Earnings-related pensions help you in different life situations. In this section you can read about the different pension benefits.
The most common earnings-related pension is the old-age pension. But earnings-related pensions provide for you also if you become disabled or if a wage earner in your family dies. You can retire on a partial old-age pension when you turn 61.
You earn your earnings-related pension by working or by being a self-employed person. If your earnings-related pension is small, you may have a right to receive a national or a guarantee pension paid by Kela.
Pension benefits in brief
You can retire on an old-age pension when you reach the retirement age of your birth year. In other words, your year of birth determines when you can retire on an old-age pension. The later you retire, the higher your monthly pension will be.
Read more about the old-age pension
Partial old-age pension
When you are on a partial old-age pension, you can decide yourself how much you want to work. You can retire on a partial old-age pension as of age 61. The part of your pension that you take out early (before you reach your retirement) age will be permanently reduced.
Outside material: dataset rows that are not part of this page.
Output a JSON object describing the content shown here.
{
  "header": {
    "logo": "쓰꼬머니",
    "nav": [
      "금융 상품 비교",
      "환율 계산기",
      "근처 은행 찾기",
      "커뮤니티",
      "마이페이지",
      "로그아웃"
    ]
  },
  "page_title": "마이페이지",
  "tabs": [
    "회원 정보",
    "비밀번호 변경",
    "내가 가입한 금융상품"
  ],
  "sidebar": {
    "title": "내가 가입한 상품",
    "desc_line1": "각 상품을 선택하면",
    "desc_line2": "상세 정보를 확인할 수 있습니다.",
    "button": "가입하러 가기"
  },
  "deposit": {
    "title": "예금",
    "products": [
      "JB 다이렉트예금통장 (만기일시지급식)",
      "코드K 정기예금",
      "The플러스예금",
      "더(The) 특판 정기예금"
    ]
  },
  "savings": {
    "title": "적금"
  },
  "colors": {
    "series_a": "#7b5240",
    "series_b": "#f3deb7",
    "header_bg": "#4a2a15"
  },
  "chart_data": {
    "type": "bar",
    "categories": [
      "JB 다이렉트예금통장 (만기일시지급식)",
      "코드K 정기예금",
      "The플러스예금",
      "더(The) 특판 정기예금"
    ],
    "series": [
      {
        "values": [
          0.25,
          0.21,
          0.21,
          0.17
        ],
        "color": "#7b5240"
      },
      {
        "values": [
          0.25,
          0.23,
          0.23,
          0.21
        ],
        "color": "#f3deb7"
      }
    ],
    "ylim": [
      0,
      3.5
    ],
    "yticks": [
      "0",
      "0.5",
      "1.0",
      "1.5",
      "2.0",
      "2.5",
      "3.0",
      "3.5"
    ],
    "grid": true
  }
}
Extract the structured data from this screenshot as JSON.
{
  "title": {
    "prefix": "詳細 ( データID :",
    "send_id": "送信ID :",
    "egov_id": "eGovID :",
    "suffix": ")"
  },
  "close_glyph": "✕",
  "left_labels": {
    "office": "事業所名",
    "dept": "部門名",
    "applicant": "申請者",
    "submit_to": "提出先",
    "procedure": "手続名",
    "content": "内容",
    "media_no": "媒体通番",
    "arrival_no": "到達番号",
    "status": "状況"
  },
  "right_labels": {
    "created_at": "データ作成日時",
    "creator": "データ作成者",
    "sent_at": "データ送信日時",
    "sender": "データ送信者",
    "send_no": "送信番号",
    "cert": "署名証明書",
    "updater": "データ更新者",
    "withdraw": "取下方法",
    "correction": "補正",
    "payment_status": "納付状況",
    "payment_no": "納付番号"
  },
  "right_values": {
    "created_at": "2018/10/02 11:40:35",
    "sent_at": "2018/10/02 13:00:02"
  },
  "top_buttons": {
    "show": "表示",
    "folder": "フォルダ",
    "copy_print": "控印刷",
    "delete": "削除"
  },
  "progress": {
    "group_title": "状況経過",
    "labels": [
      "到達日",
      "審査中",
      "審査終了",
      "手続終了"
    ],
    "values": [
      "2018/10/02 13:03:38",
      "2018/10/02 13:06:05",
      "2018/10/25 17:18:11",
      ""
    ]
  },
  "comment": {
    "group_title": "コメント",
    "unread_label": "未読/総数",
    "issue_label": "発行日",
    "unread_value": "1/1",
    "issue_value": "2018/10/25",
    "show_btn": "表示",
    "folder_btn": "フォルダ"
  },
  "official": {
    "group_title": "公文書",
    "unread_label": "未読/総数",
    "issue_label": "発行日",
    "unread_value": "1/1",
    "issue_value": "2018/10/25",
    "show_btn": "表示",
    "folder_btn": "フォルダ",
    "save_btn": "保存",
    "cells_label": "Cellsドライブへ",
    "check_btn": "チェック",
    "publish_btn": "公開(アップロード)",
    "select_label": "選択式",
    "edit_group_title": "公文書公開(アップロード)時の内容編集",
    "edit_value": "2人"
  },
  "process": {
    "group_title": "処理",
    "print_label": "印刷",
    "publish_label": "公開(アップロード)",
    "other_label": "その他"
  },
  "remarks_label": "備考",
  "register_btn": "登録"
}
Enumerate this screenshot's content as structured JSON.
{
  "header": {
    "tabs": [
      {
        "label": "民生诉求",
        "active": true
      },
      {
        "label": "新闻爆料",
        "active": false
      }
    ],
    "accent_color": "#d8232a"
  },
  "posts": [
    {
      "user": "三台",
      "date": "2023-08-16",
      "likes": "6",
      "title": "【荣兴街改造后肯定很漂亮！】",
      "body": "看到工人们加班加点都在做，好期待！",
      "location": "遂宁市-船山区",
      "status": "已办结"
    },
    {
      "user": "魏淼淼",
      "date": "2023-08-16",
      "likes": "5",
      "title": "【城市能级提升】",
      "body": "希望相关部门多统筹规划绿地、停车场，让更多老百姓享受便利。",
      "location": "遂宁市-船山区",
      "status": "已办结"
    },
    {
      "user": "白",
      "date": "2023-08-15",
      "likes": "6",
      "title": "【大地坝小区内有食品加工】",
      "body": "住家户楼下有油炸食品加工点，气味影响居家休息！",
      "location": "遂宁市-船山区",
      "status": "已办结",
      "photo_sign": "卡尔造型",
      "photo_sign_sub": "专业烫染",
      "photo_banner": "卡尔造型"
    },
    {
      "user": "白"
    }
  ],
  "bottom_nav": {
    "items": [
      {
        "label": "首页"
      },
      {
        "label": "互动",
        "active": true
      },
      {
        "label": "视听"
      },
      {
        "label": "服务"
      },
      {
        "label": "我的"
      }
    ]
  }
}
Read more about the partial old-age pension.
Rehabilitation or disability pension
Rehabilitation is always a primary alternative if your work ability is reduced. Rehabilitation can help you continue working.
The disability pension is an option only once your illness, handicap or injury reduce your working ability in the long run, for more than one year.
You may qualify for a years-of-service pension if:
- you have done mental or physical work that requires great effort for at least 38 years;
- your ability to work is reduced;
- you were born in 1955 or later; and
- you are 63 years old.
Because of the age limits, the first years-of-service pensions will be paid on 1 February 2018.
Read more about the years-of-service pension
The survivors’ pensions replace income that is lost when a family wage earner dies.
Read more about survivors’ pensions